= DATA TO USE =
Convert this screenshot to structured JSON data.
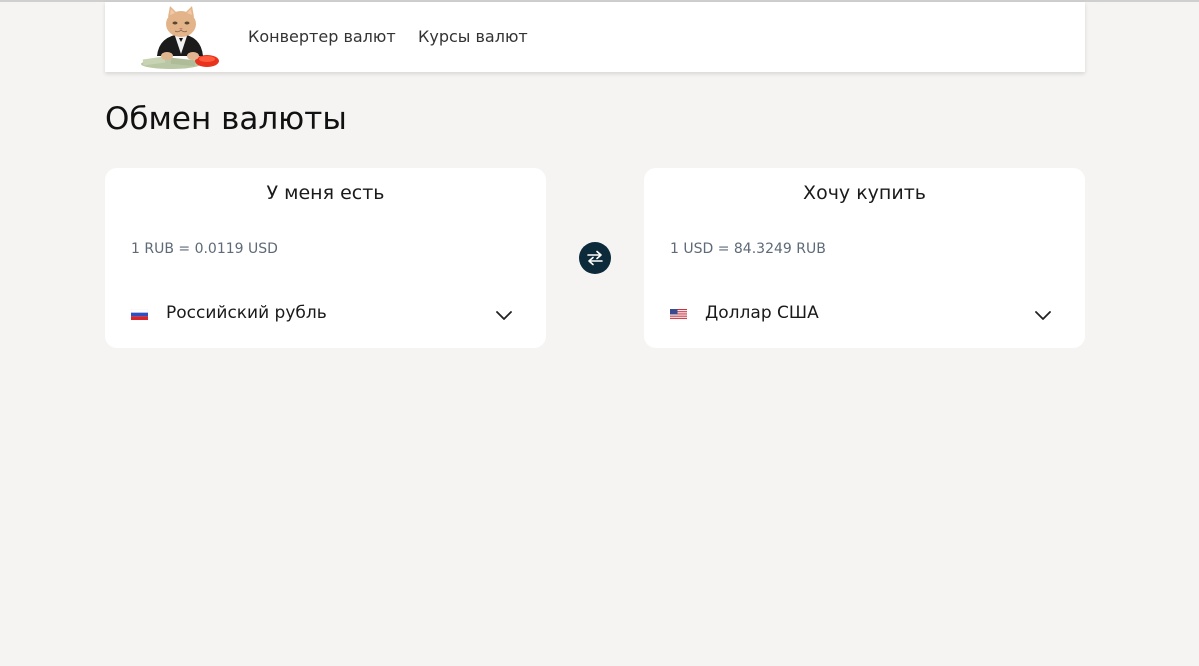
{
  "nav": {
    "converter_label": "Конвертер валют",
    "rates_label": "Курсы валют"
  },
  "page": {
    "title": "Обмен валюты"
  },
  "have_card": {
    "title": "У меня есть",
    "rate": "1 RUB = 0.0119 USD",
    "selected_currency": "Российский рубль",
    "flag": "russia-flag-icon"
  },
  "want_card": {
    "title": "Хочу купить",
    "rate": "1 USD = 84.3249 RUB",
    "selected_currency": "Доллар США",
    "flag": "usa-flag-icon"
  },
  "colors": {
    "background": "#f5f4f2",
    "card": "#ffffff",
    "swap_button": "#0c2a3a",
    "rate_text": "#5e6a78"
  }
}
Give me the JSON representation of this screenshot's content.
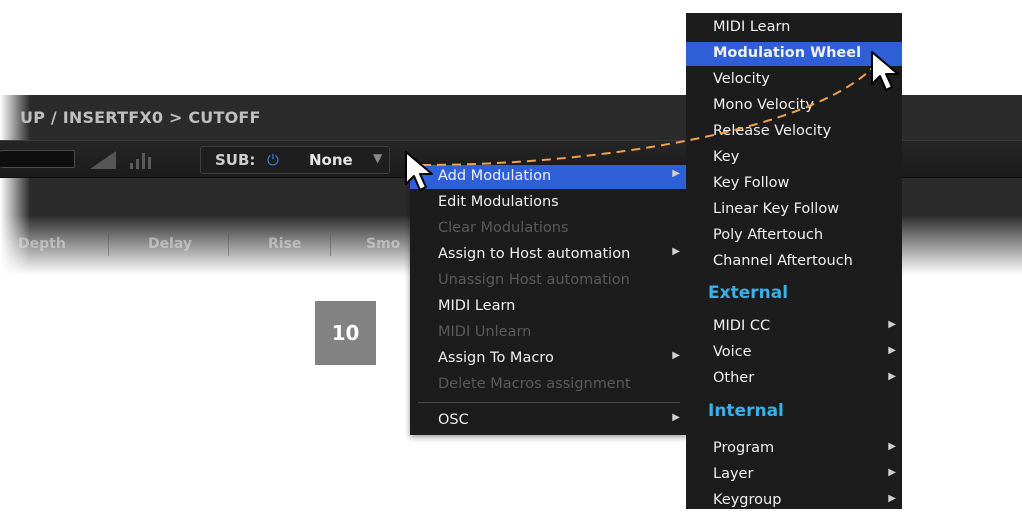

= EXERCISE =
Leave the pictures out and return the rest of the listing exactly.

= RESULT =
Convert this screenshot to structured JSON data.
{
  "nav": {
    "converter_label": "Конвертер валют",
    "rates_label": "Курсы валют"
  },
  "page": {
    "title": "Обмен валюты"
  },
  "have_card": {
    "title": "У меня есть",
    "rate": "1 RUB = 0.0119 USD",
    "selected_currency": "Российский рубль",
    "flag": "russia-flag-icon"
  },
  "want_card": {
    "title": "Хочу купить",
    "rate": "1 USD = 84.3249 RUB",
    "selected_currency": "Доллар США",
    "flag": "usa-flag-icon"
  },
  "colors": {
    "background": "#f5f4f2",
    "card": "#ffffff",
    "swap_button": "#0c2a3a",
    "rate_text": "#5e6a78"
  }
}
Give me the JSON representation of this screenshot's content.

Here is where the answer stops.